One of the most destructive invasive species I see frequently in my yard is Felis catus, the common house cat. I have my own cats, but they stray a bit, as do all the neighbor's house cats, and their loose social network spans nearly the entire inhabited geography of the United States. The damage done to native species by feral and roaming pet cats is hard to estimate, but it is likely quite massive. They prey on numerous native species, spread viruses and parasites and just the disposal of cat litter alone is causing serious problems for native wildlife along the coastal regions of California. There was an estimate that every domestic cat catches and kills about 5 birds a year. The number killed by feral cats must be much higher than that. There are an estimated 180,000,000 cats in the US, only half which are owned by anyone. So you can imagine the impact on just the bird populations by these cats. Fortunately Mr. Smith, my lazy pet cat, is terrified of birds, and most anything that moves (save a rolled up wad of paper) and is unlikely to be guilty of adding to this problem.
Sad to say, but another invasive species we find far too often (once a twice a year is too often for me, and ever is too often for my wife) in the yard (and sometimes the house) is the Norway or Brown Rat, Rattus norvegicus. So far, I have yet to see the Black Rat, Rattus rattus, but I would not be surprised it has made its way into the yard now and then, too. These are the penultimate invasive species and their invasion is pandemic. Even the human race is neck and neck with these creatures for the prize of worst invasive species on the planet. They are ideally suited for this purpose eating almost anything they come across (even humans do not match this species omnivorous palate), breeding like mad, and able to live and hide almost anywhere. Yet amazingly we are not (here in my yard) overrun with Brown Rats, though I am sure I underestimate the number of rats my yard has seen. The economic and ecologic damage the rat has caused almost everywhere it goes is inestimable. They are very important parasite and disease vectors, at one time killing off one third of the population of the ‘modern world' with their spread of the black plague. It is no wonder my wife freaks out when she discovers one of these is about (though honestly plague is really not her primary objection- they're just creepy).

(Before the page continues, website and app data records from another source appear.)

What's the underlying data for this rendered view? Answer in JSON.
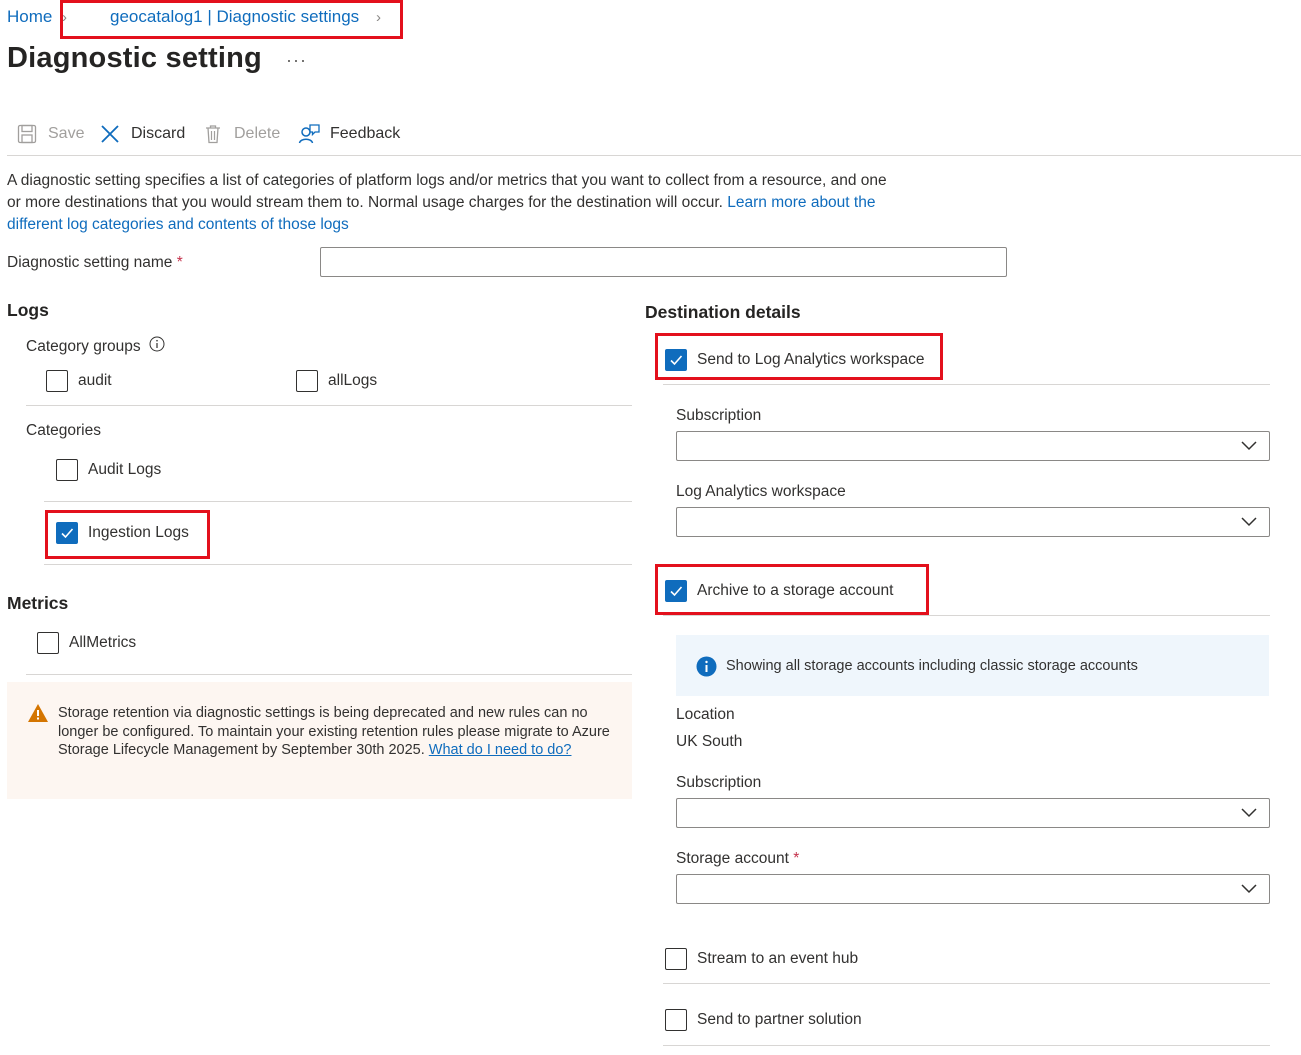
{
  "breadcrumb": {
    "home": "Home",
    "current": "geocatalog1 | Diagnostic settings"
  },
  "page": {
    "title": "Diagnostic setting",
    "more": "···"
  },
  "toolbar": {
    "save": "Save",
    "discard": "Discard",
    "delete": "Delete",
    "feedback": "Feedback"
  },
  "description": {
    "text": "A diagnostic setting specifies a list of categories of platform logs and/or metrics that you want to collect from a resource, and one or more destinations that you would stream them to. Normal usage charges for the destination will occur. ",
    "link": "Learn more about the different log categories and contents of those logs"
  },
  "name_field": {
    "label": "Diagnostic setting name",
    "required": "*",
    "value": ""
  },
  "logs": {
    "heading": "Logs",
    "category_groups_label": "Category groups",
    "groups": [
      {
        "label": "audit",
        "checked": false
      },
      {
        "label": "allLogs",
        "checked": false
      }
    ],
    "categories_label": "Categories",
    "categories": [
      {
        "label": "Audit Logs",
        "checked": false
      },
      {
        "label": "Ingestion Logs",
        "checked": true
      }
    ]
  },
  "metrics": {
    "heading": "Metrics",
    "items": [
      {
        "label": "AllMetrics",
        "checked": false
      }
    ]
  },
  "warning": {
    "text": "Storage retention via diagnostic settings is being deprecated and new rules can no longer be configured. To maintain your existing retention rules please migrate to Azure Storage Lifecycle Management by September 30th 2025. ",
    "link": "What do I need to do?"
  },
  "destination": {
    "heading": "Destination details",
    "log_analytics": {
      "label": "Send to Log Analytics workspace",
      "checked": true,
      "subscription_label": "Subscription",
      "subscription_value": "",
      "workspace_label": "Log Analytics workspace",
      "workspace_value": ""
    },
    "storage": {
      "label": "Archive to a storage account",
      "checked": true,
      "info": "Showing all storage accounts including classic storage accounts",
      "location_label": "Location",
      "location_value": "UK South",
      "subscription_label": "Subscription",
      "subscription_value": "",
      "account_label": "Storage account",
      "account_required": "*",
      "account_value": ""
    },
    "event_hub": {
      "label": "Stream to an event hub",
      "checked": false
    },
    "partner": {
      "label": "Send to partner solution",
      "checked": false
    }
  },
  "colors": {
    "accent": "#0f6cbd",
    "highlight": "#e3101c",
    "warning_bg": "#fdf6f1",
    "info_bg": "#eff6fc"
  }
}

Brown or Norway Rat (photo Wikipedia)
Well, that pretty much sums up the invasive list of animals that frequent my back yard. Sad as it is to say, if it weren't for them, I would hardly ever see an animal in the back yard, save the rare migrating bird or my ever present insect pests. So I guess I have to be thankful for what ‘wildlife' there is out there, in the middle of my sprawling, grid work, concrete neighborhood.